PronunciationEdit

IPA(key): /maːt/, [mɑːt̻]

Rhymes: -aːt

Etymology 1Edit

From Old Norse matr. Cognates include: Danish mad, Swedish mat, Gothic 𐌼𐌰𐍄𐍃 (mats), Old English mete (English meat).[1]

NounEdit

mat m (definite singular maten, uncountable)

  1. food
Related termsEdit
Derived termsEdit

See alsoEdit

Etymology 2Edit

VerbEdit

mat

  1. imperative of mate

ReferencesEdit

  1. ^ Alf Torp, "Nynorsk Etymologisk Ordbok", Oslo 1992 (reprint), ISBN 82-90520-17-4

Norwegian NynorskEdit

 
Norwegian Nynorsk Wikipedia has an article on:
Wikipedia nn

EtymologyEdit

From Old Norse matr.

NounEdit

mat m (definite singular maten, uncountable)

  1. food

Derived termsEdit

ReferencesEdit


Old FrenchEdit

AdjectiveEdit

mat m (oblique and nominative feminine singular mate)

  1. checkmated; in checkmate

Old IrishEdit

PolishEdit

PronunciationEdit

Etymology 1Edit

From Arabic مَات (māt), from Persian شاه مات (šâh mât).

NounEdit

mat m anim

  1. checkmate
DeclensionEdit

Etymology 2Edit

Borrowed from Dutch maat.

NounEdit

mat m pers

  1. mate (a ship's officer)
  2. mate (in naval ranks, a non-commissioned officer)
DeclensionEdit

Etymology 3Edit

Borrowed from German matt.

NounEdit

mat m inan

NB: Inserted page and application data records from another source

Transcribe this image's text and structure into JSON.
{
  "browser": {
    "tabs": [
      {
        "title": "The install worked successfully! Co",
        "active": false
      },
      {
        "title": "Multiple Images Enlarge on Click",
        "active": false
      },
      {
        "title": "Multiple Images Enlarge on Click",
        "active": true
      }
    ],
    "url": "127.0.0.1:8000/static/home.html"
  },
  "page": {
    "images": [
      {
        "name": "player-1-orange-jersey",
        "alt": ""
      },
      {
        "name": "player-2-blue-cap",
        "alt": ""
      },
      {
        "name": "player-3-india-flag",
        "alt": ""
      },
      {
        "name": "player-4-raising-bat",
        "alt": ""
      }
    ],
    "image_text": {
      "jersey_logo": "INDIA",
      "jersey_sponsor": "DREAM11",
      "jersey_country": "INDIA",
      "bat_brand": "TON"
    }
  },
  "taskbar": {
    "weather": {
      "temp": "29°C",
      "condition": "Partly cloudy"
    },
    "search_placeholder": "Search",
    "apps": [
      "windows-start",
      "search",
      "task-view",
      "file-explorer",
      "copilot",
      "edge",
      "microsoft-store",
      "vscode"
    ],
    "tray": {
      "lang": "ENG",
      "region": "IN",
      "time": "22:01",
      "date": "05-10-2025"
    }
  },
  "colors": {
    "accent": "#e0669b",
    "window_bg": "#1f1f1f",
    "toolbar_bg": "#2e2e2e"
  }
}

  1. matt, matte, dull colour or surface
DeclensionEdit
Derived termsEdit

Etymology 4Edit

NounEdit

mat

  1. Genitive plural form of mata

RomanschEdit

PronunciationEdit

EtymologyEdit

From Latin marītus.

NounEdit

mat m

  1. boy

SlovakEdit

PronunciationEdit

EtymologyEdit

From Arabic [Term?], from Persian شاه مات (šâh mât, the king is dead).

NounEdit

mat m (genitive singular matu, nominative plural maty, genitive plural matov, declension pattern of dub)

  1. The final move in a chess game, the checkmate.

DeclensionEdit

Derived termsEdit

Related termsEdit

AnagramsEdit

ReferencesEdit

  • mat in Slovak dictionaries at korpus.sk

SwedishEdit